While acknowledging that the election was over, Ndume unveiled his readiness for legislative activities.
Meanwhile the Senate has adjourned plenary till tomorrow.
Addressing his colleagues, Senator Lawan, who showered encomiums on all the senators, irrespective of political affiliations, assured Nigerians that the ninth Senate would “drive a transformative Senate” that will meet the yearnings of Nigerians in the next four years.
He also pledged the Senate resolve to come up with legislative intervention that would complement the executive arm’s plans toward improving the citizens’ well-being.
While describing the inauguration of the ninth Senate as historic, he observed that the Senate, under his leadership, would be resourceful, accountable and live up to expectations of Nigerians by addressing issues relating to millions of Nigerian children out-of-school, youth unemployment, delayed appropriation, insecurity challenges, among others.
In the House of Representatives, Gbajabiamila and Idris Wase emerged the Speaker and Deputy Speaker of the House of Representatives respectively

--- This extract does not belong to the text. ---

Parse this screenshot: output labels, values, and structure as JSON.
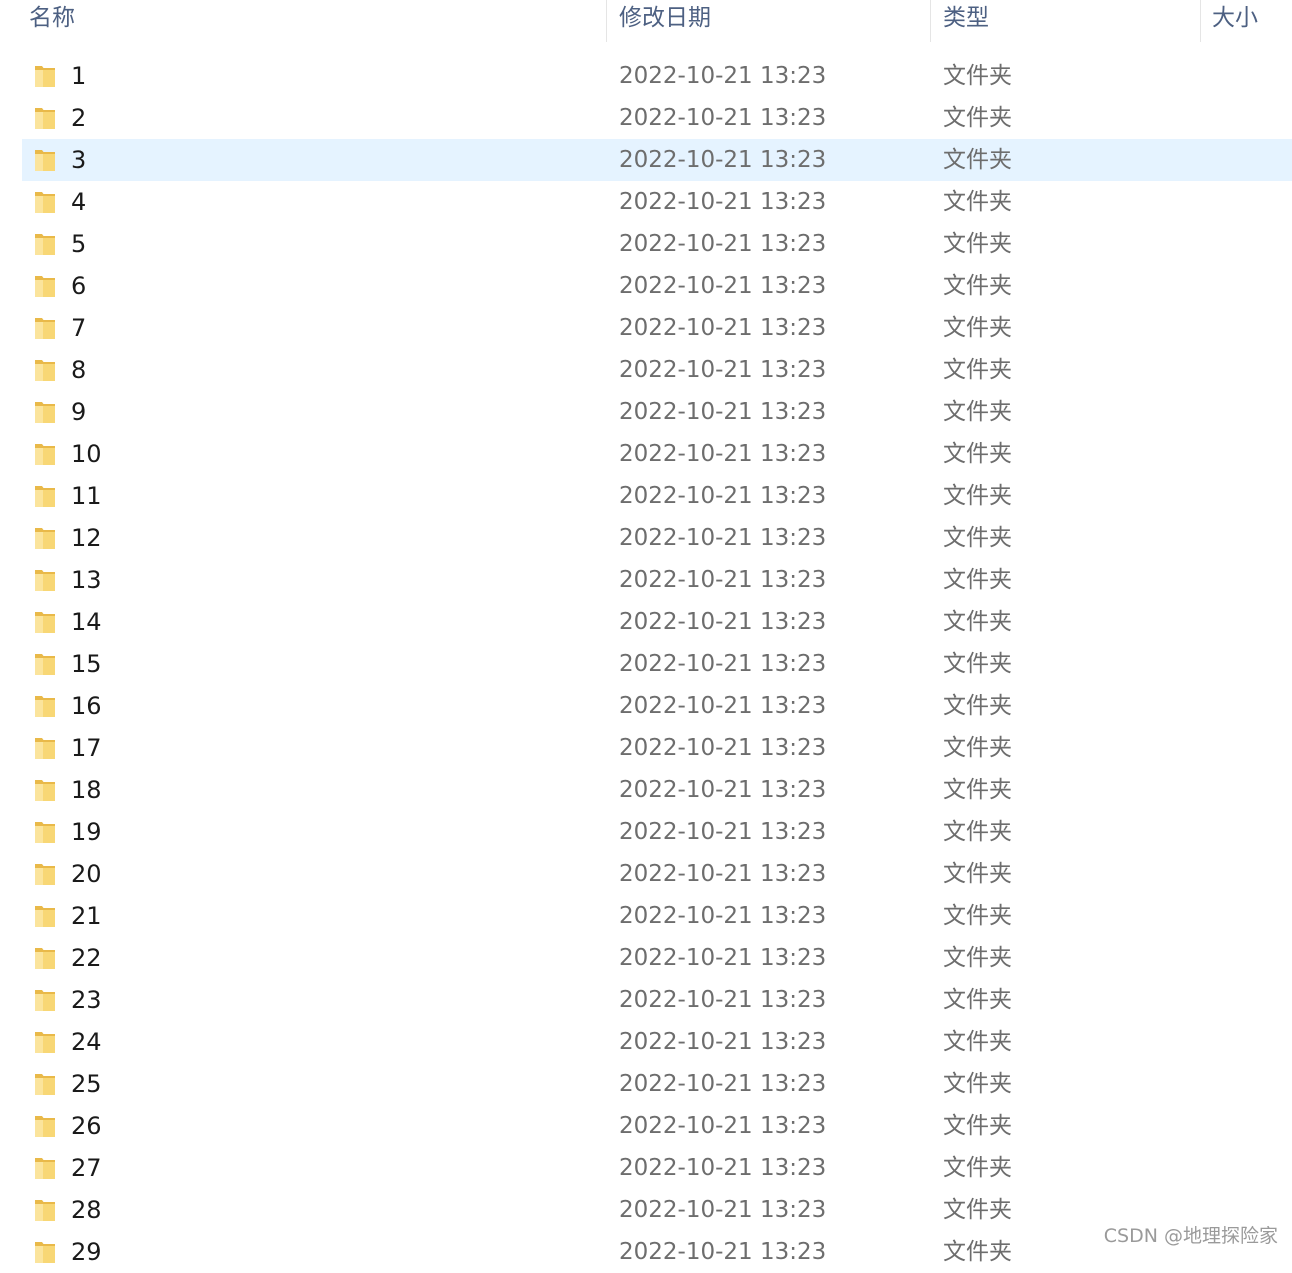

Gbajabiamila scored a total of 281 votes while Honourable Umar Bago, his only challenger, polled 76 votes.
Sani-Omolori, who announced the result, disclosed that 358 members-elect voted during the election while one vote was invalid
Wase, on his own, emerged as the Deputy Speaker unopposed through the popular demand of the members.
In a rare spirit of sportsmanship, Bago accepted his defeat, even when the final result was yet to be announced and embraced Honourable Gbajabiamila
Gbajabiamila, in response, walked straight to him and embraced him to demonstrate that the battle had been fought and won.
Sani-Omolori later administered oaths of office to both Gbajabiamila and Wase, after which members were sworn in.